Opinion: NCAA in desperate need of change in regulations defining amateur status

Bryan Hudnell | Staff Writer

The Federal Bureau of Investigation is currently investigating more than 20 College Basketball programs for potential National Collegiate Athletic Association rule violations. Schools that are under investigation include: Arizona, Duke, Kansas, Kentucky, North Carolina, Texas, Michigan State, and University of Southern California.

To dive deeper into the report, a wiretap was also discovered of Arizona head coach Sean Miller allegedly discussing a $100,000 payment to star prospect DeAndre Ayton to secure his commitment to the university.

College Basketball is a mess. With scandal after scandal, it has become increasingly obvious that there needs to be a great deal of reform to help avoid problems like this from happening again and it all comes down to one simple solution for not just college basketball, but collegiate athletics as a whole.

The NCAA needs to redefine their definition of amateurism.

On their website, the NCAA defines amateurism as the “bedrock principle” of college athletics and is “crucial to preserving an academic environment in which acquiring a quality education is the first priority”. By agreeing to participate in a collegiate sport, it is required that all athletes to be certified as amateurs or else they can not play.

The whole idea of amateurism is to make sure that the student-athlete is taking care of his or her responsibilities in the classroom. It allows them to focus on their education instead of any potential outside distractions. These distractions include signing an agent, having contact with professional teams, and accepting money from endorsers.

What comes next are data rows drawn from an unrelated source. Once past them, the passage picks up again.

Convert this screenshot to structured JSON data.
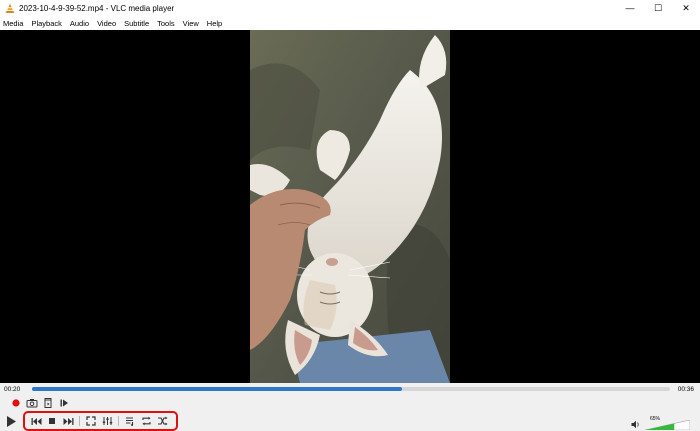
{
  "window": {
    "title": "2023-10-4-9-39-52.mp4 - VLC media player",
    "minimize_glyph": "—",
    "maximize_glyph": "☐",
    "close_glyph": "✕"
  },
  "menu": {
    "items": [
      "Media",
      "Playback",
      "Audio",
      "Video",
      "Subtitle",
      "Tools",
      "View",
      "Help"
    ]
  },
  "playback": {
    "elapsed": "00:20",
    "duration": "00:36",
    "progress_fraction": 0.58
  },
  "volume": {
    "label": "65%",
    "level_fraction": 0.65
  },
  "colors": {
    "seek_fill": "#2f78c8",
    "record": "#e01010",
    "highlight": "#e01010",
    "volume_fill": "#36b83c"
  },
  "icons": {
    "advanced": [
      "record-icon",
      "snapshot-icon",
      "loop-ab-icon",
      "frame-step-icon"
    ],
    "controls": [
      "play-icon",
      "previous-icon",
      "stop-icon",
      "next-icon",
      "fullscreen-icon",
      "extended-settings-icon",
      "playlist-icon",
      "loop-icon",
      "shuffle-icon"
    ]
  }
}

On the surface, this logic makes sense. People go to college to further their education by obtaining a degree; not to dribble a basketball or throw a football. However, this logic is thrown out the window when the NCAA, a non-profit organization, profits roughly a billion dollars every year and athletes receive no compensation for it.

The argument that student-athletes are paid in education fails to recognize that the NCAA is a requirement to achieve the goals of the top athletes. College is a pit stop for the NBA and NFL, which both have requirements that players must be a certain number of years out of high school. This is only a small portion of student-athletes, but these are the ones we hear about the most in regards to compensation.

Sure, going overseas is an option for players to be paid and not suffer being broke in college, but how many 18-year-olds do you know that would rather go to a foreign country and live by themselves than go to a college in the US? The NCAA is the best option for many student-athletes, and it knows it, so it continues to use student labor for profit.

Another argument against paying players is that it would change the landscape of the NCAA to include only the top sports for only a handful of schools that can afford to pay such players. If the NCAA paid players, it would have to pay not only men’s basketball and football, but also women’s lacrosse and men’s cross country. The idea that compensation would have to be equal throughout the entire NCAA, from Division I basketball to Division III rowing, is completely off the mark.

Not all people get paid the same, and whether you like it or not, that is not going to change with a possible NCAA pay-for-play system. Women’s hockey is not going to shell out the same amount of money that football will because they make significantly less revenue.

Even if the NCAA wants to avoid paying players salaries, they should allow their athletes to use their own likeness to make money. In August of 2017, University of Central Florida (UCF) kicker Donald De La Haye lost his scholarship because he refused to demonetize his YouTube channel. If De La Haye chose not to reference his status as a student-athlete or depict his football skill or ability, he keeps his scholarship and his channel. The question that the NCAA needs to answer is what is harmful about something simple like a YouTube channel? If anything, it brings publicity to UCF and college football while also allowing De La Haye to be more financially secure.

Notable athletes that have been investigated for receiving improper benefits include Cam Newton, Reggie Bush, Dez Bryant, and A.J. Green. Bush had to give us his 2005 Heisman Trophy where he rushed for 1,740 yards and 16 touchdowns. The NCAA tries to erase memorable moments in college football history as a form of punishment to these athletes that have made them millions in revenue.      

Athletes still should not have contact with agents or professional teams, but a

player should be allowed to sign a simple autograph if their name is valuable. If they have put in the work necessary to have their signature worth a few hundred dollars, then they should be awarded for it. This does not hurt the quality of the game in anyway, and players can still support themselves while they are on campus.

The NCAA has been accumulating wealth at the expense of unpaid labor for far too long, and enabling more lenient amateur regulations would be a step in the right direction in solving that.